SOURCE MATERIAL ▸
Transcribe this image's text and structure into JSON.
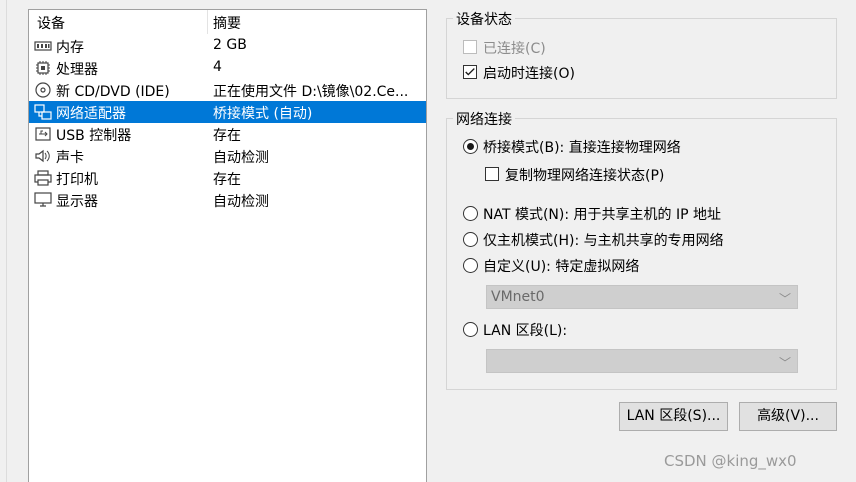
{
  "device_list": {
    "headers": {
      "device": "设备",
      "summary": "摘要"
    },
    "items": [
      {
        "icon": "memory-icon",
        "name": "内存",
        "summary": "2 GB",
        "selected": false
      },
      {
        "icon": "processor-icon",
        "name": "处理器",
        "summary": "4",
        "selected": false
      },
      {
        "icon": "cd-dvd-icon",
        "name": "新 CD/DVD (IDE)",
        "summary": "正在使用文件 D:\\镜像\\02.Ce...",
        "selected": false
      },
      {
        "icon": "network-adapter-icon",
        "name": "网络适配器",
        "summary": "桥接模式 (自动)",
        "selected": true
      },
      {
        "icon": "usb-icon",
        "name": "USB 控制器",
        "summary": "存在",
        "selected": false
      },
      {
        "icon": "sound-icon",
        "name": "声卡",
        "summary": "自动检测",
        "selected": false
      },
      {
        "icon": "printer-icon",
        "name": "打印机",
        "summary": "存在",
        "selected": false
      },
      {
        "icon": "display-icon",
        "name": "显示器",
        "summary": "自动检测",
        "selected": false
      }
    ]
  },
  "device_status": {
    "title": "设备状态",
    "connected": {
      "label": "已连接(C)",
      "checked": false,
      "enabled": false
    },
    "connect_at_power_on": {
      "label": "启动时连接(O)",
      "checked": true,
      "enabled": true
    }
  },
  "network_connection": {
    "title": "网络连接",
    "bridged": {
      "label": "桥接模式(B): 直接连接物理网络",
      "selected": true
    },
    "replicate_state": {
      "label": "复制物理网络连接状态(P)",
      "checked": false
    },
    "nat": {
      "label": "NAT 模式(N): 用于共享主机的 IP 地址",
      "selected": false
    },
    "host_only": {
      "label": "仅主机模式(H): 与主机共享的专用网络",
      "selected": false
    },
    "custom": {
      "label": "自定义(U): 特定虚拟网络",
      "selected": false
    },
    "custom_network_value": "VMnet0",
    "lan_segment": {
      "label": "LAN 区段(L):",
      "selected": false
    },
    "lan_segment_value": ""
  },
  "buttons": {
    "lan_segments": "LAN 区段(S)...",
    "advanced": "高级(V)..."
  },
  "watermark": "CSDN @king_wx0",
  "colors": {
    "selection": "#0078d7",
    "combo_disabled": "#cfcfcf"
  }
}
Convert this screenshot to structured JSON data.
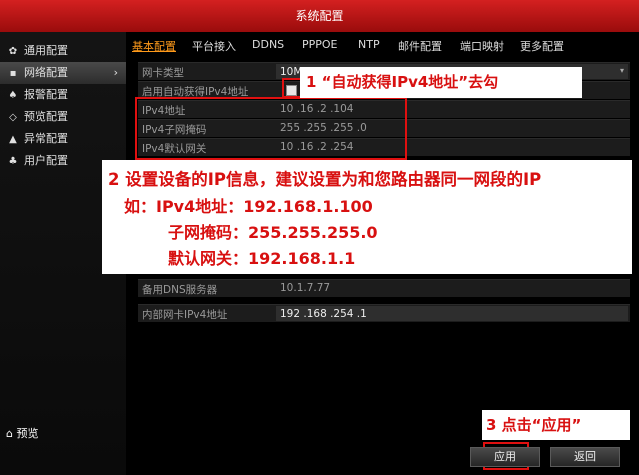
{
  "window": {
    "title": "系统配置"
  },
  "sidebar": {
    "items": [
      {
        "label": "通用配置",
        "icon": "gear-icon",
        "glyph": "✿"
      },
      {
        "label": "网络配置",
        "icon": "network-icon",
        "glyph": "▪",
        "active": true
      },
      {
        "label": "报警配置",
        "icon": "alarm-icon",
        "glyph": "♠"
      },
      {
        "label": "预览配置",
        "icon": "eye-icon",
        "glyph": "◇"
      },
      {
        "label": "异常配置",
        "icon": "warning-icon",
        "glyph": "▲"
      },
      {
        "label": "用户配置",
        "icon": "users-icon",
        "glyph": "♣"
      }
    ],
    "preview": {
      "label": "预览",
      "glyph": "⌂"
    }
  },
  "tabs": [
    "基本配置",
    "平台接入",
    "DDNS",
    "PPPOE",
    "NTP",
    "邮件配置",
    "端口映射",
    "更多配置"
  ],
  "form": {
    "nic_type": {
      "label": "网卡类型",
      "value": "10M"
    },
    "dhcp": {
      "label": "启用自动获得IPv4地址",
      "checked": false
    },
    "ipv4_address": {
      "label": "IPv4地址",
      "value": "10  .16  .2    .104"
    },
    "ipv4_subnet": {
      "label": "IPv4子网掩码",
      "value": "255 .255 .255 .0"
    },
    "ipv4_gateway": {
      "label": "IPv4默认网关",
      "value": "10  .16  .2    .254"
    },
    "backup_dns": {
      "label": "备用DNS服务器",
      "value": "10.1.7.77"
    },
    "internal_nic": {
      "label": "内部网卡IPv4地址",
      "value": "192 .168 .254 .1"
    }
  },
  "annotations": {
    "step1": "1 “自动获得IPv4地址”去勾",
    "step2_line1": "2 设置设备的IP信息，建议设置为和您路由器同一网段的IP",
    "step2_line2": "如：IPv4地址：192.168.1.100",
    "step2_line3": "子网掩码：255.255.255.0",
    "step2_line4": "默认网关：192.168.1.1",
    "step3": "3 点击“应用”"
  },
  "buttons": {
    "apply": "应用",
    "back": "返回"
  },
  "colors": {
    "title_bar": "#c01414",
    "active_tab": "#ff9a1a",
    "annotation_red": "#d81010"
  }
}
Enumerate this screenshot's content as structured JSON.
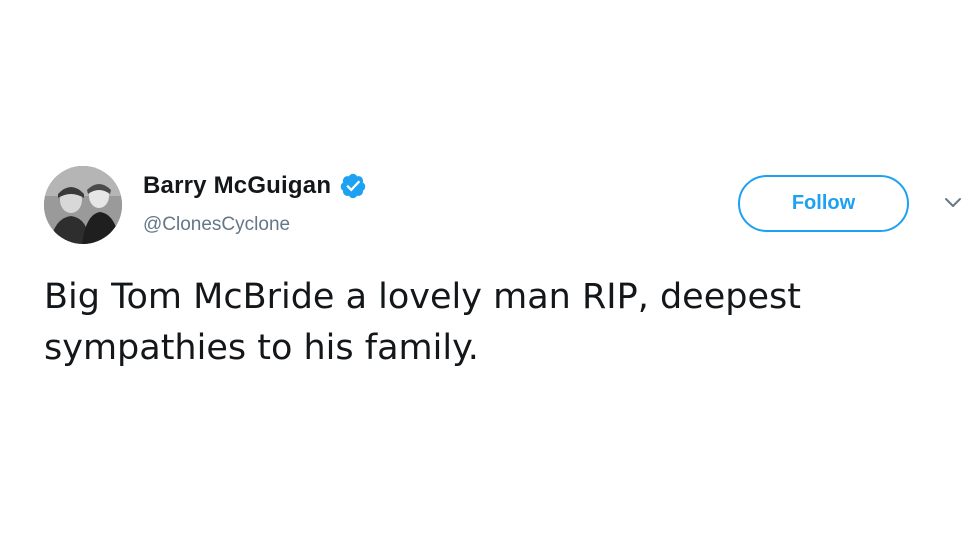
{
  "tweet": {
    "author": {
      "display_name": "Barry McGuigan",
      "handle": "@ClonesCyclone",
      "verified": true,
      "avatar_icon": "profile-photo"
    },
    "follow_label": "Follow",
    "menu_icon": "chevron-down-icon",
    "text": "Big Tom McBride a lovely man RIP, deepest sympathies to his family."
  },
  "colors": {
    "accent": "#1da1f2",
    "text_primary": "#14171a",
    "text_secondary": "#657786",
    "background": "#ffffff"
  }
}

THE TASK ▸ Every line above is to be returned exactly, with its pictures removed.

OUTPUT BELOW ▸
Transcribe this image's text and structure into JSON.
{
  "device_list": {
    "headers": {
      "device": "设备",
      "summary": "摘要"
    },
    "items": [
      {
        "icon": "memory-icon",
        "name": "内存",
        "summary": "2 GB",
        "selected": false
      },
      {
        "icon": "processor-icon",
        "name": "处理器",
        "summary": "4",
        "selected": false
      },
      {
        "icon": "cd-dvd-icon",
        "name": "新 CD/DVD (IDE)",
        "summary": "正在使用文件 D:\\镜像\\02.Ce...",
        "selected": false
      },
      {
        "icon": "network-adapter-icon",
        "name": "网络适配器",
        "summary": "桥接模式 (自动)",
        "selected": true
      },
      {
        "icon": "usb-icon",
        "name": "USB 控制器",
        "summary": "存在",
        "selected": false
      },
      {
        "icon": "sound-icon",
        "name": "声卡",
        "summary": "自动检测",
        "selected": false
      },
      {
        "icon": "printer-icon",
        "name": "打印机",
        "summary": "存在",
        "selected": false
      },
      {
        "icon": "display-icon",
        "name": "显示器",
        "summary": "自动检测",
        "selected": false
      }
    ]
  },
  "device_status": {
    "title": "设备状态",
    "connected": {
      "label": "已连接(C)",
      "checked": false,
      "enabled": false
    },
    "connect_at_power_on": {
      "label": "启动时连接(O)",
      "checked": true,
      "enabled": true
    }
  },
  "network_connection": {
    "title": "网络连接",
    "bridged": {
      "label": "桥接模式(B): 直接连接物理网络",
      "selected": true
    },
    "replicate_state": {
      "label": "复制物理网络连接状态(P)",
      "checked": false
    },
    "nat": {
      "label": "NAT 模式(N): 用于共享主机的 IP 地址",
      "selected": false
    },
    "host_only": {
      "label": "仅主机模式(H): 与主机共享的专用网络",
      "selected": false
    },
    "custom": {
      "label": "自定义(U): 特定虚拟网络",
      "selected": false
    },
    "custom_network_value": "VMnet0",
    "lan_segment": {
      "label": "LAN 区段(L):",
      "selected": false
    },
    "lan_segment_value": ""
  },
  "buttons": {
    "lan_segments": "LAN 区段(S)...",
    "advanced": "高级(V)..."
  },
  "watermark": "CSDN @king_wx0",
  "colors": {
    "selection": "#0078d7",
    "combo_disabled": "#cfcfcf"
  }
}
Convert this screenshot to structured JSON data.
{
  "window": {
    "title": "系统配置"
  },
  "sidebar": {
    "items": [
      {
        "label": "通用配置",
        "icon": "gear-icon",
        "glyph": "✿"
      },
      {
        "label": "网络配置",
        "icon": "network-icon",
        "glyph": "▪",
        "active": true
      },
      {
        "label": "报警配置",
        "icon": "alarm-icon",
        "glyph": "♠"
      },
      {
        "label": "预览配置",
        "icon": "eye-icon",
        "glyph": "◇"
      },
      {
        "label": "异常配置",
        "icon": "warning-icon",
        "glyph": "▲"
      },
      {
        "label": "用户配置",
        "icon": "users-icon",
        "glyph": "♣"
      }
    ],
    "preview": {
      "label": "预览",
      "glyph": "⌂"
    }
  },
  "tabs": [
    "基本配置",
    "平台接入",
    "DDNS",
    "PPPOE",
    "NTP",
    "邮件配置",
    "端口映射",
    "更多配置"
  ],
  "form": {
    "nic_type": {
      "label": "网卡类型",
      "value": "10M"
    },
    "dhcp": {
      "label": "启用自动获得IPv4地址",
      "checked": false
    },
    "ipv4_address": {
      "label": "IPv4地址",
      "value": "10  .16  .2    .104"
    },
    "ipv4_subnet": {
      "label": "IPv4子网掩码",
      "value": "255 .255 .255 .0"
    },
    "ipv4_gateway": {
      "label": "IPv4默认网关",
      "value": "10  .16  .2    .254"
    },
    "backup_dns": {
      "label": "备用DNS服务器",
      "value": "10.1.7.77"
    },
    "internal_nic": {
      "label": "内部网卡IPv4地址",
      "value": "192 .168 .254 .1"
    }
  },
  "annotations": {
    "step1": "1 “自动获得IPv4地址”去勾",
    "step2_line1": "2 设置设备的IP信息，建议设置为和您路由器同一网段的IP",
    "step2_line2": "如：IPv4地址：192.168.1.100",
    "step2_line3": "子网掩码：255.255.255.0",
    "step2_line4": "默认网关：192.168.1.1",
    "step3": "3 点击“应用”"
  },
  "buttons": {
    "apply": "应用",
    "back": "返回"
  },
  "colors": {
    "title_bar": "#c01414",
    "active_tab": "#ff9a1a",
    "annotation_red": "#d81010"
  }
}
Enumerate this screenshot's content as structured JSON.
{
  "tweet": {
    "author": {
      "display_name": "Barry McGuigan",
      "handle": "@ClonesCyclone",
      "verified": true,
      "avatar_icon": "profile-photo"
    },
    "follow_label": "Follow",
    "menu_icon": "chevron-down-icon",
    "text": "Big Tom McBride a lovely man RIP, deepest sympathies to his family."
  },
  "colors": {
    "accent": "#1da1f2",
    "text_primary": "#14171a",
    "text_secondary": "#657786",
    "background": "#ffffff"
  }
}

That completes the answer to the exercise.